◆ What is needed: Whatever the records contain, reproduce all of them exactly.

◆ Entries supplied:
= Beginning of Section =
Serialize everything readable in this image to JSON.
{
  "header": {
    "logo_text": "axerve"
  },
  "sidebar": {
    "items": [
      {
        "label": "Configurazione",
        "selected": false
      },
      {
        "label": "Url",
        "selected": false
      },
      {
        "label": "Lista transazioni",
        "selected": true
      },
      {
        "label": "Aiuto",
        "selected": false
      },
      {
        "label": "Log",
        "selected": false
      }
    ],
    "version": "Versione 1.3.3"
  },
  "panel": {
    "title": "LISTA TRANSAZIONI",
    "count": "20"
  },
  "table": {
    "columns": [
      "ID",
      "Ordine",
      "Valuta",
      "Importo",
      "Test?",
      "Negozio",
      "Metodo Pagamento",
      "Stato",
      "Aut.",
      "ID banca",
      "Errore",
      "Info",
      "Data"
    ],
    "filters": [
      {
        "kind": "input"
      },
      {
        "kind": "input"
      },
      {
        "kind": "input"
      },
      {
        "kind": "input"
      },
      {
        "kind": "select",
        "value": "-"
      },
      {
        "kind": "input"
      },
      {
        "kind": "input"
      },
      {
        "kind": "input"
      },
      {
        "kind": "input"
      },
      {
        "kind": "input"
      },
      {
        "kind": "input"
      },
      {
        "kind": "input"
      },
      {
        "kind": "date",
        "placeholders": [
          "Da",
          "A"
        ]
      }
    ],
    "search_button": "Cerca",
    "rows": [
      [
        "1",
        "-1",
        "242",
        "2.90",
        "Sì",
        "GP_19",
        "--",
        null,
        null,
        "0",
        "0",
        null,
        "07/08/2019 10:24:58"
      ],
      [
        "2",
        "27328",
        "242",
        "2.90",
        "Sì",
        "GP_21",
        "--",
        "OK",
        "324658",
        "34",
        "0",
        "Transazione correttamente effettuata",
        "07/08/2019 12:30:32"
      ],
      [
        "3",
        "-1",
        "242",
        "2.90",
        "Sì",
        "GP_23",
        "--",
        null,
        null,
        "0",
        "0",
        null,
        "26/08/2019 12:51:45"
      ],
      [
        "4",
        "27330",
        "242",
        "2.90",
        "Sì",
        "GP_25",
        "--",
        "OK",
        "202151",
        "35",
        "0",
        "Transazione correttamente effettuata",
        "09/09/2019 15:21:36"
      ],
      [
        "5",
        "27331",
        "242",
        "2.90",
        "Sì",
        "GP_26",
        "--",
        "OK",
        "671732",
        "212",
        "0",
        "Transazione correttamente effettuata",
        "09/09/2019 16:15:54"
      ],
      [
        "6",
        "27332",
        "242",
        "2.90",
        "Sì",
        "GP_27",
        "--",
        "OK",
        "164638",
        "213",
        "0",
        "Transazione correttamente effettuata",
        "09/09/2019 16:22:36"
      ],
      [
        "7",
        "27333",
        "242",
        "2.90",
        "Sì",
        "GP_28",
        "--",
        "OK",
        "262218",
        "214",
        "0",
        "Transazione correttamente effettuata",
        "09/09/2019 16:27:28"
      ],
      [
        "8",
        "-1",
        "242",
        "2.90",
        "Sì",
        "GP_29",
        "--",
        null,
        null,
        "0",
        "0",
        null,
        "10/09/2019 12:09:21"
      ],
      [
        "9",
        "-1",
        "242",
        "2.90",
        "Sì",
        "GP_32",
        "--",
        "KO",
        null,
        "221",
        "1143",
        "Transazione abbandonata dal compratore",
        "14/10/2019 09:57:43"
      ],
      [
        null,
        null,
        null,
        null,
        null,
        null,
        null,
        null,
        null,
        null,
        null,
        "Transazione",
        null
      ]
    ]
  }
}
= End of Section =
◆ Answer for the task:
Serialize everything readable in this image to JSON.
{
  "header": {
    "logo_text": "axerve"
  },
  "sidebar": {
    "items": [
      {
        "label": "Configurazione",
        "selected": false
      },
      {
        "label": "Url",
        "selected": false
      },
      {
        "label": "Lista transazioni",
        "selected": true
      },
      {
        "label": "Aiuto",
        "selected": false
      },
      {
        "label": "Log",
        "selected": false
      }
    ],
    "version": "Versione 1.3.3"
  },
  "panel": {
    "title": "LISTA TRANSAZIONI",
    "count": "20"
  },
  "table": {
    "columns": [
      "ID",
      "Ordine",
      "Valuta",
      "Importo",
      "Test?",
      "Negozio",
      "Metodo Pagamento",
      "Stato",
      "Aut.",
      "ID banca",
      "Errore",
      "Info",
      "Data"
    ],
    "filters": [
      {
        "kind": "input"
      },
      {
        "kind": "input"
      },
      {
        "kind": "input"
      },
      {
        "kind": "input"
      },
      {
        "kind": "select",
        "value": "-"
      },
      {
        "kind": "input"
      },
      {
        "kind": "input"
      },
      {
        "kind": "input"
      },
      {
        "kind": "input"
      },
      {
        "kind": "input"
      },
      {
        "kind": "input"
      },
      {
        "kind": "input"
      },
      {
        "kind": "date",
        "placeholders": [
          "Da",
          "A"
        ]
      }
    ],
    "search_button": "Cerca",
    "rows": [
      [
        "1",
        "-1",
        "242",
        "2.90",
        "Sì",
        "GP_19",
        "--",
        null,
        null,
        "0",
        "0",
        null,
        "07/08/2019 10:24:58"
      ],
      [
        "2",
        "27328",
        "242",
        "2.90",
        "Sì",
        "GP_21",
        "--",
        "OK",
        "324658",
        "34",
        "0",
        "Transazione correttamente effettuata",
        "07/08/2019 12:30:32"
      ],
      [
        "3",
        "-1",
        "242",
        "2.90",
        "Sì",
        "GP_23",
        "--",
        null,
        null,
        "0",
        "0",
        null,
        "26/08/2019 12:51:45"
      ],
      [
        "4",
        "27330",
        "242",
        "2.90",
        "Sì",
        "GP_25",
        "--",
        "OK",
        "202151",
        "35",
        "0",
        "Transazione correttamente effettuata",
        "09/09/2019 15:21:36"
      ],
      [
        "5",
        "27331",
        "242",
        "2.90",
        "Sì",
        "GP_26",
        "--",
        "OK",
        "671732",
        "212",
        "0",
        "Transazione correttamente effettuata",
        "09/09/2019 16:15:54"
      ],
      [
        "6",
        "27332",
        "242",
        "2.90",
        "Sì",
        "GP_27",
        "--",
        "OK",
        "164638",
        "213",
        "0",
        "Transazione correttamente effettuata",
        "09/09/2019 16:22:36"
      ],
      [
        "7",
        "27333",
        "242",
        "2.90",
        "Sì",
        "GP_28",
        "--",
        "OK",
        "262218",
        "214",
        "0",
        "Transazione correttamente effettuata",
        "09/09/2019 16:27:28"
      ],
      [
        "8",
        "-1",
        "242",
        "2.90",
        "Sì",
        "GP_29",
        "--",
        null,
        null,
        "0",
        "0",
        null,
        "10/09/2019 12:09:21"
      ],
      [
        "9",
        "-1",
        "242",
        "2.90",
        "Sì",
        "GP_32",
        "--",
        "KO",
        null,
        "221",
        "1143",
        "Transazione abbandonata dal compratore",
        "14/10/2019 09:57:43"
      ],
      [
        null,
        null,
        null,
        null,
        null,
        null,
        null,
        null,
        null,
        null,
        null,
        "Transazione",
        null
      ]
    ]
  }
}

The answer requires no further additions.